- Publication: July/August 2023
Open Source Software (OSS) is today recognized as a pivotal building block in our common digital infrastructure. A vast majority of today’s software contains OSS, and the dependency on it in companies’ codebases has grown considerably in recent years. Within public sector organizations, however, the adoption of OSS has thus far been rather limited in comparison, yet is on the rise. A number of factors are driving public sector demand for OSS. Recent studies show that OSS adoption can bring a multitude of positive effects including economic growth, innovation, and competition. OSS has also been shown to bring benefits that are particularly salient in the public sector context, among them improved interoperability, transparency, and digital sovereignty.
In Europe, the importance of OSS for public sector transformation has recently been recognized both in joint Ministerial declarations and through the establishment of Open Source Program Offices, a function for promoting and enabling the use and sharing of OSS, on both the European and national levels. In Asia, notably in South Korea and China, OSS has already for some years featured strongly in industrial policy to support the competitiveness of the IT sector in those countries. In North America, the US government has long since established federal policies around the use and contribution to OSS. Today most notably in the wake of rising security and supply chain concerns for all forms of software, the current administration and federal agencies are discussing the role of OSS in security and seeking increased public-private partnership including discussions of reducing friction to enable broader participation in open source development and adoption. At the international level, interest in OSS can be noted among organizations such as the World Bank, World Health Organization, and the UN. Initiatives such as the Phoenix and GovStack are also starting to emerge to provide an OSS infrastructure for the public sector, both in industrialized and developing countries.
With this special issue, we want to focus on how public sector organizations can adopt, develop, and collaborate on OSS, explore the conditions for success, and consider how software engineering practices may need to be adapted to the public context.
We are interested both in the perspectives of public sector organizations, the industry, and the general OSS community, as knowledge, methods, and experience for how to develop and maintain OSS may to different extents be transferable, and in some cases in need of being tailored. Compared to the more investigated area of software engineering practices in the industry context, a number of additional factors need to be considered, including the more complex range of motivations and objectives compared with the private sector, missing technical capabilities, legally mandated constraints in the form of complicated procurement frameworks and practices, and limited or short-term policy incentives
We invite both in-depth case studies, experience reports, and analytical contributions, aiming to shed light on this multifaceted topic, of how public sector organizations can adopt, develop, and collaborate on OSS. Topics of interest include, but are not limited to the areas of:
- Public-Private Partnerships. Where and how the public sector and industry collaborates based on OSS to create new capabilities for the public sector while making the business case for the industry partner.

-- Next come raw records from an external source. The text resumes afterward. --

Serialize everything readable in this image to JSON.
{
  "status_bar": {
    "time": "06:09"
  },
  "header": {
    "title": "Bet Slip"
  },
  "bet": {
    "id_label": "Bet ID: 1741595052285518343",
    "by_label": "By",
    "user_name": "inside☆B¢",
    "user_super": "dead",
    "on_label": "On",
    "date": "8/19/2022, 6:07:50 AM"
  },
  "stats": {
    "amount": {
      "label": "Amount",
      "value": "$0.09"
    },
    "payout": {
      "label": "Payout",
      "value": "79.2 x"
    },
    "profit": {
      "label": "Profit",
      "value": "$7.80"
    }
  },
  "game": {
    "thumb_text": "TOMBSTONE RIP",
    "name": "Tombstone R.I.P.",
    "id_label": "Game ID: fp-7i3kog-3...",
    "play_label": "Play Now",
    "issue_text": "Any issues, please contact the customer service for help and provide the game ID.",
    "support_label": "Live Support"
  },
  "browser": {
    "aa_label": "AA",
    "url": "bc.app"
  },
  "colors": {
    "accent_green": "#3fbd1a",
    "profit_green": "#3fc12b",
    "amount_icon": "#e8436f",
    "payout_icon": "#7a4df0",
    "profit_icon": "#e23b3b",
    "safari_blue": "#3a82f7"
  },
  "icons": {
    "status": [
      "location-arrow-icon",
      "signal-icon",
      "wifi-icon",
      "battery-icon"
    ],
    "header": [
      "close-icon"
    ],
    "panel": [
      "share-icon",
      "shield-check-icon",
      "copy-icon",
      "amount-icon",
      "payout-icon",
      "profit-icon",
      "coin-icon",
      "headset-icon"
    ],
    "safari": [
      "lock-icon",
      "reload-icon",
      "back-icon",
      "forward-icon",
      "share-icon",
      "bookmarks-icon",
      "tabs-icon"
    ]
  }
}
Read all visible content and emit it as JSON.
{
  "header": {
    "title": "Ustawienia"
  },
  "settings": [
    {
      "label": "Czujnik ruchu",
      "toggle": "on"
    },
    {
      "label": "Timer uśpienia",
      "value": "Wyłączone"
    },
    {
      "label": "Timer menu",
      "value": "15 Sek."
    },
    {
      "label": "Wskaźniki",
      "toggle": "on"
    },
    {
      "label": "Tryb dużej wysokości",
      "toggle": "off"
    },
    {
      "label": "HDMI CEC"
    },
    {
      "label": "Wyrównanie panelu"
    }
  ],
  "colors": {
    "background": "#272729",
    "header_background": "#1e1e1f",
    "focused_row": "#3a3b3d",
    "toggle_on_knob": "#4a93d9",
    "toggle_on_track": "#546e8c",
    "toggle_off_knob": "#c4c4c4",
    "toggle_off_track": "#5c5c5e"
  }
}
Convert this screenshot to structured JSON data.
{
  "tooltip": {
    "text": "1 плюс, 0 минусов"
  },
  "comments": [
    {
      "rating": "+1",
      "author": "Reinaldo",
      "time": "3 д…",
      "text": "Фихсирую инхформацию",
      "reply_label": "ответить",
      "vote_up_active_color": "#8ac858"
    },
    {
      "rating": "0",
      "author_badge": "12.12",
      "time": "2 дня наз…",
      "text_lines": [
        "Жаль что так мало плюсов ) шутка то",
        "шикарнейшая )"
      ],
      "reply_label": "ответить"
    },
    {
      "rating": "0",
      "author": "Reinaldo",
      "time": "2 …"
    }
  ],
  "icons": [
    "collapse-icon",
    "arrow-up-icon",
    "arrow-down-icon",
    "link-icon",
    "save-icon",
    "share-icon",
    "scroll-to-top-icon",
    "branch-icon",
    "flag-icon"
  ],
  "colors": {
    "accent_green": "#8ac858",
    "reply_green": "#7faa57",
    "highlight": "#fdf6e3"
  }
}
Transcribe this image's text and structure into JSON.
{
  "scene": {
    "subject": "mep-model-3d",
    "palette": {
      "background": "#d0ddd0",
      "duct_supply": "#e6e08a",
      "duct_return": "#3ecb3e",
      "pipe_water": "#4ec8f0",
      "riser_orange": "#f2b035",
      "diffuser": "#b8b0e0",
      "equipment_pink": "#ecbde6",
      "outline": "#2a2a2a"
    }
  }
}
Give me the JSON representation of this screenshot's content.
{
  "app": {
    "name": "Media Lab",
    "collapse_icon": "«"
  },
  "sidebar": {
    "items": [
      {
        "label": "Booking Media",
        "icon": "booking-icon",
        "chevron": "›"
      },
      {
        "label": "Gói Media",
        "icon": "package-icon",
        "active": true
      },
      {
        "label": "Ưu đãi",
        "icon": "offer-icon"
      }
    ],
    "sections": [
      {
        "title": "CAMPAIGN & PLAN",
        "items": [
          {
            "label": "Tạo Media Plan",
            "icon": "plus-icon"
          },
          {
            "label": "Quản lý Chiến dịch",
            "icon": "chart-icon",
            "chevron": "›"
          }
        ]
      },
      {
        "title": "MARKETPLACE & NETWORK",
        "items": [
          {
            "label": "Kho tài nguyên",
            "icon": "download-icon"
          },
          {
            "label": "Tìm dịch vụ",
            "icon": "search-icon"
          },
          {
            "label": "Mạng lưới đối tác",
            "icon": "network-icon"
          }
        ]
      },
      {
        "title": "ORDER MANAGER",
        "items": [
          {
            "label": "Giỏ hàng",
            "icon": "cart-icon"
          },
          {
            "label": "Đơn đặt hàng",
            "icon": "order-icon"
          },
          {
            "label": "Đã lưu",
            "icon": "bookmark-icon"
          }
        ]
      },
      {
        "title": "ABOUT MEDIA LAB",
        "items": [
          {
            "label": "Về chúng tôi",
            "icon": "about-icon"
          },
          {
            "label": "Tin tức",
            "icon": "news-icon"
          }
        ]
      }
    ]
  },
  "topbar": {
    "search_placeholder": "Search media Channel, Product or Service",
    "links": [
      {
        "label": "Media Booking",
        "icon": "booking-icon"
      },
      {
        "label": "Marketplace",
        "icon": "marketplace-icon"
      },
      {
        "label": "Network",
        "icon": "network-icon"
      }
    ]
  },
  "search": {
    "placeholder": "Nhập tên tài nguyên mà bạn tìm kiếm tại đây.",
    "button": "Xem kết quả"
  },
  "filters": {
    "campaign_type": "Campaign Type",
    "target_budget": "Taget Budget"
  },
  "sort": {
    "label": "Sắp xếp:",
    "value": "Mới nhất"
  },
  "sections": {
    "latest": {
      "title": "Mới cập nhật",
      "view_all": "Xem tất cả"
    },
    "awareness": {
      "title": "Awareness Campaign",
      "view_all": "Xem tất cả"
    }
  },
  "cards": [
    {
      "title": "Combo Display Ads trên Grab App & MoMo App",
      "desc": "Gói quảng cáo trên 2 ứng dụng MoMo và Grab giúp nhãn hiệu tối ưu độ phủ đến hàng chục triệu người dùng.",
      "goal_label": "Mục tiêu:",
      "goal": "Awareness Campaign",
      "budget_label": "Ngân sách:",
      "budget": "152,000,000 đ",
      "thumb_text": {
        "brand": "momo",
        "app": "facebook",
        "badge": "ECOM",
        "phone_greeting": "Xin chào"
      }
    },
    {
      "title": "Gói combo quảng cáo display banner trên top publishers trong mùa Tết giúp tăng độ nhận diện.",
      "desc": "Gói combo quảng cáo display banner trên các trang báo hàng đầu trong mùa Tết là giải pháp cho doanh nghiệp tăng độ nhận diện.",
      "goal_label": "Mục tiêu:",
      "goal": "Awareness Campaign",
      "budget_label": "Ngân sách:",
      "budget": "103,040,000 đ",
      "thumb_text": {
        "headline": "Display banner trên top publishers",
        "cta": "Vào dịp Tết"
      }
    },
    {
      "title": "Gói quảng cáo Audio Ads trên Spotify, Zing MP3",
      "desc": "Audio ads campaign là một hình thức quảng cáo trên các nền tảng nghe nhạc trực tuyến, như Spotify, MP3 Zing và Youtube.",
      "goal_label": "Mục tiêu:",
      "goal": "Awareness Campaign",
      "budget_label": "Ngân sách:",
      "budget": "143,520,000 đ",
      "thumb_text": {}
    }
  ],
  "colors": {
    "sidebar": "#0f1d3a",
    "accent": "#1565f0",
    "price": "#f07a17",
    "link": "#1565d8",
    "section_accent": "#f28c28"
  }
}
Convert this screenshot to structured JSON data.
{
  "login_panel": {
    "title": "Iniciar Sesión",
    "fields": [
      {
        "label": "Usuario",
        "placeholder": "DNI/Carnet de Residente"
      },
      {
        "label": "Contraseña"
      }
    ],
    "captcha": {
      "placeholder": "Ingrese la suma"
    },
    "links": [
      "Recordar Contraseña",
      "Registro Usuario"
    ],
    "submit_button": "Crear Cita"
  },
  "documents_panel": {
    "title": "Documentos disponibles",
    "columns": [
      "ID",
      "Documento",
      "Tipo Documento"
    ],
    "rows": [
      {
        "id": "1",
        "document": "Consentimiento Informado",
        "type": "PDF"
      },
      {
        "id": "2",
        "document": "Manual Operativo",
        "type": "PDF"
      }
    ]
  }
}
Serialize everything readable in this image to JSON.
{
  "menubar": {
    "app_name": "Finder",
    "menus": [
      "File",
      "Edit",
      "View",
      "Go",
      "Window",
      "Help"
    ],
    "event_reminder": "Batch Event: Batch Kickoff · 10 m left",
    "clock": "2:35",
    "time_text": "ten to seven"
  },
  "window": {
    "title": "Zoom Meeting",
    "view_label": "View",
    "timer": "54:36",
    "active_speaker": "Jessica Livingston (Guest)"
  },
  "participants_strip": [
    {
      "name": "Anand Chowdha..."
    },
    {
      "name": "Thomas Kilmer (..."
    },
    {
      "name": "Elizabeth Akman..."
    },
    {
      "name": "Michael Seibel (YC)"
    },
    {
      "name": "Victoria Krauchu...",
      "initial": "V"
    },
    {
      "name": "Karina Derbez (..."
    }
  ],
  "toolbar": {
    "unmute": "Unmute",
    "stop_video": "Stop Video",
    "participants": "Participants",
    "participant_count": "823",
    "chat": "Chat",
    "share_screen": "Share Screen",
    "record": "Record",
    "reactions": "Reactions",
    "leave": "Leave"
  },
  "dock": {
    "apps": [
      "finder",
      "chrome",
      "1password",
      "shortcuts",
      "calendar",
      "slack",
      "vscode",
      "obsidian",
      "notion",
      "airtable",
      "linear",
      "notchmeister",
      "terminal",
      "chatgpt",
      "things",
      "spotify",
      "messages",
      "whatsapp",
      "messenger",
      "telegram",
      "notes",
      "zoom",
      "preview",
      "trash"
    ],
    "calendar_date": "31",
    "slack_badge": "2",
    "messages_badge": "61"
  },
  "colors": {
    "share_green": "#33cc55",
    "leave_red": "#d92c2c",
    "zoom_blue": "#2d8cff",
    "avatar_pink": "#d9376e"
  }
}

- Acquisition. How the public sector evaluates and compares the cost, value, and quality of and between OSS, and proprietary alternatives, and how they decide on and procure services or distributions related to or development and maintenance of OSS.
- Sustainability. How the public sector identifies OSS projects that may be reliably built upon for increased odds of long-term sustainability, but also critical components that need sustaining efforts. Also, how the public sector contributes to the long-term sustainability of concerned OSS projects.
- Economics. How the public sector’s adoption, development, and collaboration on OSS impact economies, competition on tenders, growth of SMEs, in-house skills, capabilities, ways of working, engagement with civil society and citizen participation, quality of public services, and society at large (may include meeting the UN Sustainable Development Goals).
- Avoiding lock-in. How the public sector leverages, develops, and collaborates on OSS to avoid various types of lock-in, enable interoperability between services, and preserve long-term access, integrity, security, control, and ownership of data held in the public interest.
- Overcoming challenges unique to the public sector. What challenges, governmental processes, or prescribed methods for adoption, or investment were overcome or changed (and how) to adopt, develop, or contribute to a given OSS project. May include overcoming common misconceptions or concerns, e.g., related to policy, legal, ethical, and cultural aspects.
For author information and guidelines on submission criteria, please visit the Software’s Author Information page. Please submit papers through the ScholarOne system, and be sure to select the special issue name. Manuscripts should not be published or currently submitted for publication elsewhere. Please submit only full papers intended for review, not abstracts, to the ScholarOne portal.
Please contact the guest editors at email@example.com.
- Johan Linåker, RISE Research Institutes of Sweden, Sweden
- Gregorio Robles Universidad Rey Juan Carlos g
- Sachiko Muto OpenForum Europe
- Deborah Bryant Board Director Emeritus, Open Source Initiative; former head of Open Source